While people grappled with the complexities of SOAP, someone cleverly got the idea of ditching SOAP and keeping messaging. Plain XML in the HTTP body,it turned out,would do the trick . So XML formation and parsing were the only non-trivial computing tasks left out.
I have seen this design type in action in at least two cases: 1. Amber Road 2. Oracle OTM. I am sure there are many more.
It was a good enough solution. But then, humankind has rarely been satisfied with something good enough. So some guys got into the job of replacing XML with something less verbose. The ceremonies of SOAP were to be as little as possible. JSON - Javascript Object Notation - replaced XML and everything suddenly became quite smooth. The resulting architectural style came to be known as REST - acronym for Representational State Transfer. It is not a protocol. It is more of a programming style. The style is simple. Exchange JSON encoded text through the HTTP Body. No pre-defined templates are needed.

So we need to know what this magical entity JSON is. The formal definition that it is a serialized Javascript object won't help much. JSON is more about a theoretical hypothesis that data about any object - however complex - can be represented in terms of a combination of dictionaries and lists. A dictionary is a collection of data elements,each having a unique key attached to it. Something like this:

{ " A ":"Apple", "B":"Bat", "C":"Cat" }

It is quite similar to a real life dictionary.

You may note that a word never repeats. That is also the concept of a "key".
The structural part of a JSON dictionary is probably clear at this point. But what is, I am sure, is not clear is why should an object require a dictionary to be defined?
Well, to this date, we introduce a physical object to a computer using chunks of alphanumeric texts. Not a very efficient way of doing things. But computers understand little more than that!

We have this scenario:

If we store the data in that format, we lose granular access to data. Also, a computer cannot make sense of it, even though an average literate person can. It requires additional data to understand data. And that additional data is metadata.

In our example data, we need six tags or keys or identifiers to make it machine readable. If we follow the JSON convention, we will have something like this:

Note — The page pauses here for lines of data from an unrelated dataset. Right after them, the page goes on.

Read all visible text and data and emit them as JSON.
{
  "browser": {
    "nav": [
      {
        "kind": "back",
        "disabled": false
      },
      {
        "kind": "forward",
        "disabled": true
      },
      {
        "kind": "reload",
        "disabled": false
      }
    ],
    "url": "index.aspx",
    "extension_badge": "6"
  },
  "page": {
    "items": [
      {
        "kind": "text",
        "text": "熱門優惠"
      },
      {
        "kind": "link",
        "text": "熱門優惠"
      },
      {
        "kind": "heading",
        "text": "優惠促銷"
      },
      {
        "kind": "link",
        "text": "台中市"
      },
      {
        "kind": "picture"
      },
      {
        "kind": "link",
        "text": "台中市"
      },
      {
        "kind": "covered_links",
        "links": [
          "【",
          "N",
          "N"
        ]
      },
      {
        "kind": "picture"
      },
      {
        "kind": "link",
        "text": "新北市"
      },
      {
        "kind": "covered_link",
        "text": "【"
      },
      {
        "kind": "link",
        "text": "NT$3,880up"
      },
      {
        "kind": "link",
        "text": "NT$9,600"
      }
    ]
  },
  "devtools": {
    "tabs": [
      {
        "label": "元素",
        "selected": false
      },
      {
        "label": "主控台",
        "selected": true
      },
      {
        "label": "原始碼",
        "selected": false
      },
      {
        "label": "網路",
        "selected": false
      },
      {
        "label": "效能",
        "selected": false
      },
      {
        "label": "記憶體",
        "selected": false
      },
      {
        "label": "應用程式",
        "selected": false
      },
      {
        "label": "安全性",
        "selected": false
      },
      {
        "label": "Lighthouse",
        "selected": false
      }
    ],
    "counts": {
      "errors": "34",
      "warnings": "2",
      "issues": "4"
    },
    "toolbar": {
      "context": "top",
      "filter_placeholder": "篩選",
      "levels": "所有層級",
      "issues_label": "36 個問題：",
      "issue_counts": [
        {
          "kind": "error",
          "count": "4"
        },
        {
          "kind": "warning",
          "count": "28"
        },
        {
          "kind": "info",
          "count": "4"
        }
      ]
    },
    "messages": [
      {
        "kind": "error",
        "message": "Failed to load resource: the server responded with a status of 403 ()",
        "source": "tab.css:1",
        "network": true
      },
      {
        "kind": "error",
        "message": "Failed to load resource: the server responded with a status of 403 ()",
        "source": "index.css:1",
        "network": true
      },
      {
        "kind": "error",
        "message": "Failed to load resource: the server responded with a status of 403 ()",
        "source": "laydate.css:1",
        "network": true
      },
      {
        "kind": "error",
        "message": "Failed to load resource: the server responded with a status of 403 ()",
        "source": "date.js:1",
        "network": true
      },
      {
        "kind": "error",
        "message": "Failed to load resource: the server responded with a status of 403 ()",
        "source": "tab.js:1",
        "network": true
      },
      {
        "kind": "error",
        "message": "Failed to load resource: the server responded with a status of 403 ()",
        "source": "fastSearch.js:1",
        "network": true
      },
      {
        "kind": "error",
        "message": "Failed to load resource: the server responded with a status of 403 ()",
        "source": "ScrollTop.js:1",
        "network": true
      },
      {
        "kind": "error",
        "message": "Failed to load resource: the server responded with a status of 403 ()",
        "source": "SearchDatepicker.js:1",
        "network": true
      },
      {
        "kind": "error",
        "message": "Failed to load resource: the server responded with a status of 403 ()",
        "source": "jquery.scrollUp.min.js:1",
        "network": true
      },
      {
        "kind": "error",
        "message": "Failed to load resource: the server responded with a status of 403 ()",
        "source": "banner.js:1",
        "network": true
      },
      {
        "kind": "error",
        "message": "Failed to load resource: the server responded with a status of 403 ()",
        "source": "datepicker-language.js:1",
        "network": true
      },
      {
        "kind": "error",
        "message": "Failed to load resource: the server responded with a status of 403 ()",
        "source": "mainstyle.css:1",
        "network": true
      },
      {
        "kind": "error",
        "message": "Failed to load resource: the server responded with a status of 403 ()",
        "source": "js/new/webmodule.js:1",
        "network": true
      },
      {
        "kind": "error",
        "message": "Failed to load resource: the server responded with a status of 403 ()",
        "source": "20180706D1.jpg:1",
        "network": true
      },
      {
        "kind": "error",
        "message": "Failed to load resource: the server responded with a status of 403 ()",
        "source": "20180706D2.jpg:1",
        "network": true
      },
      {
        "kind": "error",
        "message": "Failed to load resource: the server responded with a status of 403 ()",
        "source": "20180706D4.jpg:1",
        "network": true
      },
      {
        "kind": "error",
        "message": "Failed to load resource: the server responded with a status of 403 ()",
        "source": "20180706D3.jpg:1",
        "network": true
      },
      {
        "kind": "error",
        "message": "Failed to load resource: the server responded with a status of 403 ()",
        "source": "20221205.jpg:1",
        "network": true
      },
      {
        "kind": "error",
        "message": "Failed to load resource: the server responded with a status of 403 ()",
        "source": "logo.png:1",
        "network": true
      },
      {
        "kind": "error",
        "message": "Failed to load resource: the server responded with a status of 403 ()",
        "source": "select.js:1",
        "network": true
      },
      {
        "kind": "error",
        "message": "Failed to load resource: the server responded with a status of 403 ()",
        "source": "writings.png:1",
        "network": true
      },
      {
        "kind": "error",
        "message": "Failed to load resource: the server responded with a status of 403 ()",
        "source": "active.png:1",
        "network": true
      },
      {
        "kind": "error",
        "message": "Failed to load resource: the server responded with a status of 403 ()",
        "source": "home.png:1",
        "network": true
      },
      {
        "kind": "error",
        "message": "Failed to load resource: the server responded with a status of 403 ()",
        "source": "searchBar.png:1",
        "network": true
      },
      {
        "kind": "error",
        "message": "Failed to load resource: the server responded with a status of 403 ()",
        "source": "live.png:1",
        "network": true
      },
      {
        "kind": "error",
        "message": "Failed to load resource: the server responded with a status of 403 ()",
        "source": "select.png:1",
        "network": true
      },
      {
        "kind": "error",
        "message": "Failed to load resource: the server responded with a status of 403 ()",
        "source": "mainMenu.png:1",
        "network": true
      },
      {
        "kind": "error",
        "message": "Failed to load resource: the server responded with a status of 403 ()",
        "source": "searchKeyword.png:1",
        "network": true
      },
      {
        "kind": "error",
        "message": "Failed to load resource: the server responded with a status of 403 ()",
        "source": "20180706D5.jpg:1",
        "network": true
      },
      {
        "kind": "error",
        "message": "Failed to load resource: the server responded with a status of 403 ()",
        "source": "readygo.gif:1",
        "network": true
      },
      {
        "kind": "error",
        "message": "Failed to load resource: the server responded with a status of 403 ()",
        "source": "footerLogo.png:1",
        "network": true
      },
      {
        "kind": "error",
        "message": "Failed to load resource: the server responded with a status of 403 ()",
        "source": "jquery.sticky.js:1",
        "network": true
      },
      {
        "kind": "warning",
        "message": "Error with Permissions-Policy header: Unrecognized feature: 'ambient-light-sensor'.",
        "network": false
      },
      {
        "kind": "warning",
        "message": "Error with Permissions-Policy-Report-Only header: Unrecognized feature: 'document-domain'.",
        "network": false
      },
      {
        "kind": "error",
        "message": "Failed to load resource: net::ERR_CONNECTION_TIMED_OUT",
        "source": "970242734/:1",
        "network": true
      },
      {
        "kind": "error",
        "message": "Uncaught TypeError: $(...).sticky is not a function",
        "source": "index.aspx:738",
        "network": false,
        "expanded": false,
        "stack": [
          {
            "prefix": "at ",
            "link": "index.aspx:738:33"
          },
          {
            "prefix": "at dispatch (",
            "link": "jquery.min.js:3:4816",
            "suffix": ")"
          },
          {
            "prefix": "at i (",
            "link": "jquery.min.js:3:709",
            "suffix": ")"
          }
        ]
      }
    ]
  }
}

There may be a situation where you may have multiple values against a single key. Mr. Owen may have two mobile numbers. In such a case, you will use a list:

When you have multiple JSON objects, you can form a list like this: